The answer was not sufficient for Mr. McNamara, who said each member of the committee signed a confidentiality agreement and questioning that was an insult to each member.
As far as Mr. Groux’s interviewing town employees, Dr. Schneider said, that is what he is being paid for and what he intended to do from the beginning. She stressed this is part of the process and Mr. Groux was encouraged to conduct the interviews, because “there is some healing to do in town hall.” By giving town employees a voice, she said, it would encourage that healing to take place.
Mr. Groux, who has handled roughly 25 searches for towns throughout the commonwealth, said it is common practice for him to interview town employees one-on-one. Often, he said, they feel more comfortable sharing their views in such a setting than in front of an entire committee.
That is why he conducted 16 interviews, primarily with department heads, in recent weeks. This information, he said, helps him to understand the issues of the town and to determine whether certain candidates are a good fit for certain communities. And it also allows him to convey to candidates information and issues about the town they may one day be managing.
While Mr. Groux later shared the general results of those discussions with the board, Mr. McNamara said he was still troubled by the process. “I don’t think it’s good for you to have information the committee wouldn’t have,” he said.
Board member Paul D. Brodeur agreed, calling Mr. Groux’s interviews “an affront to this committee.”
Mr. Groux also defended the April 7 meeting, saying he was the one who convened it as he happened to be in town and wanted to discuss concerns about confidentiality with Dr. Schneider. He said those concerns have come up with every town he has worked with in the past.
Several others sided with Mr. McNamara, raising similar concerns about the lack of process being followed by Dr. Schneider and town officials. Board member Mari Jo F. Flanagan said it was “inappropriate” for Dr. Schneider to meet with Mr. Groux without other board members present.
Ms. Flynn tried to downplay any wrongdoing, stressing that “I don’t think anyone is looking to manage anything individually.”
Despite the concerns raised, Ms. Flynn said that the board has not even begun to start its most important tasks: to review resumes, interview candidates and whittle them down to four to six possibilities. “The committee still has to do the heavy lifting,” she said.
And she argued that having Mr. Groux speak with employees was not a big deal. “I wouldn’t get too worked up about it,” she said. “I think having employee input is good.”
Board member Jeffrey W. Oppenheim said he was pleased to see the discussion happening early in the process, giving the committee a chance to work through their differences now rather than later.
He emphasized the need for the board to work together in a cooperative fashion. “Although I thought we had, I’d like to see us not get too bogged down in this,” Mr. Oppenheim said. “We want a full and open process. We’ve got a big job and we don’t want to be fighting about the process.”

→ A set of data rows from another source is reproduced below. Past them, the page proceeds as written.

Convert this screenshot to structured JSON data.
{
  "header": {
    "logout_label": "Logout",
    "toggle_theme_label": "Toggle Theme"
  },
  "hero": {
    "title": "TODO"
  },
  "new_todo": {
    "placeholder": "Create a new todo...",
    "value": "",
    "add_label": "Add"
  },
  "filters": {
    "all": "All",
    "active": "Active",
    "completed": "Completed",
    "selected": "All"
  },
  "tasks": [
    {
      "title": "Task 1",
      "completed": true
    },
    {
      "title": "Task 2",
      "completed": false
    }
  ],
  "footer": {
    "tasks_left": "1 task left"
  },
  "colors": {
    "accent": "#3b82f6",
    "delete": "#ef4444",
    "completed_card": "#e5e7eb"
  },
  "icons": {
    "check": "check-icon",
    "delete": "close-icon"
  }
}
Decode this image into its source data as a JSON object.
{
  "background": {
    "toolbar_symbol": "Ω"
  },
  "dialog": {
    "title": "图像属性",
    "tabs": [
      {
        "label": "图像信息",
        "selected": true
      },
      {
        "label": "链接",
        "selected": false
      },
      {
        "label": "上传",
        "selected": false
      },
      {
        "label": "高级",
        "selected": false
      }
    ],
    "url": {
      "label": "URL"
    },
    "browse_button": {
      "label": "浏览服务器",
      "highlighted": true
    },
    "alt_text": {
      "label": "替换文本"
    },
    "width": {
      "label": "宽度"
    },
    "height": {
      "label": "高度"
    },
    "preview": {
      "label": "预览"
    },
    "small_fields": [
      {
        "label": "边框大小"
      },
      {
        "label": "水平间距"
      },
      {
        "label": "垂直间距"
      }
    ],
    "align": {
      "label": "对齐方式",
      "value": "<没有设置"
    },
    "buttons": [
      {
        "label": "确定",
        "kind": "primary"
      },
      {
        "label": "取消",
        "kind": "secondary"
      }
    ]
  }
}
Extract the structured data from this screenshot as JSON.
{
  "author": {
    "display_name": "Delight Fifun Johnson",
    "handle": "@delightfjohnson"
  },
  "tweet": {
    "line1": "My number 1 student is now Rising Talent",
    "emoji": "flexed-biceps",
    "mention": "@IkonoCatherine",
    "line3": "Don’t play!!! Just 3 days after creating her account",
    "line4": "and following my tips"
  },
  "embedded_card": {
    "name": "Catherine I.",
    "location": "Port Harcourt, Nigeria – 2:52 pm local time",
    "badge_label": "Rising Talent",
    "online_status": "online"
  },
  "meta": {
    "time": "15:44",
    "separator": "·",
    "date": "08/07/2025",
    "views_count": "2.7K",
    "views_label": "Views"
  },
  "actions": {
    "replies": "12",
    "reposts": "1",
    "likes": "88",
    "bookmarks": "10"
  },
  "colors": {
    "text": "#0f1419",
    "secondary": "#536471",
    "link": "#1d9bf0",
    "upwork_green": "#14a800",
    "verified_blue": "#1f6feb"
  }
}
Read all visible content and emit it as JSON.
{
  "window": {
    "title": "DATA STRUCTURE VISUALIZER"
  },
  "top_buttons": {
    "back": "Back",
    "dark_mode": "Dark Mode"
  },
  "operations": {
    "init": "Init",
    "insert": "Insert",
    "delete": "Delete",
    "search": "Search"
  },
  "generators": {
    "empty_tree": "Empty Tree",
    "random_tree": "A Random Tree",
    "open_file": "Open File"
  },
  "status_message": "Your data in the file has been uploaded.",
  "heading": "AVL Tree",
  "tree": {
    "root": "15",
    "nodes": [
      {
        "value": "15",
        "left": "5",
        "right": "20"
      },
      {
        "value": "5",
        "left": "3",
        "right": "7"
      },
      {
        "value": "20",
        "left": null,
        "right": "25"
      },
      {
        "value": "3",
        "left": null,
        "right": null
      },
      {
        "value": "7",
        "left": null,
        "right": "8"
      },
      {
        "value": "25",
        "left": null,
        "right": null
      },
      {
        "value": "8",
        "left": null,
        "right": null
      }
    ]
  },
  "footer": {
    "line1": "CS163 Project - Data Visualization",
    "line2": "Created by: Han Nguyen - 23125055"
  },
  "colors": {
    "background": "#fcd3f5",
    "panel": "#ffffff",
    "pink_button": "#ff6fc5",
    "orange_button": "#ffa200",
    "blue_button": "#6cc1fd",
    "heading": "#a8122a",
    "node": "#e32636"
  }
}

He, too, said the major tasks before the committee are yet to come, particularly with the board expected to review close to 70 resumes.
He suggested the board “try to put this behind us while still acknowledging maybe something inappropriate happened at some level.”
Mr. Finneran said Dr. Schneider’s meeting on April 7 raised the most suspicions, alleging that there is a faction in town that has already chosen who it wants for the next town manager.
Although the discussion got heated at times, the conflict eventually subsided as both Mr. Oppenheim and Gary W. Anderson asked the board to move forward, with all agreeing to work together and cooperatively, rather than individually as the process continues.
While the agreement seemed to be universal, not everyone may be pleased with what transpired this week as Mr. Groux’s time with the town is rumored to be short-lived. As to those rumors that he has resigned or been let go, Mr. Groux responded on Wednesday only that, “Id rather not make any statements... I have nothing to say. I can’t add anything to whatever you know.”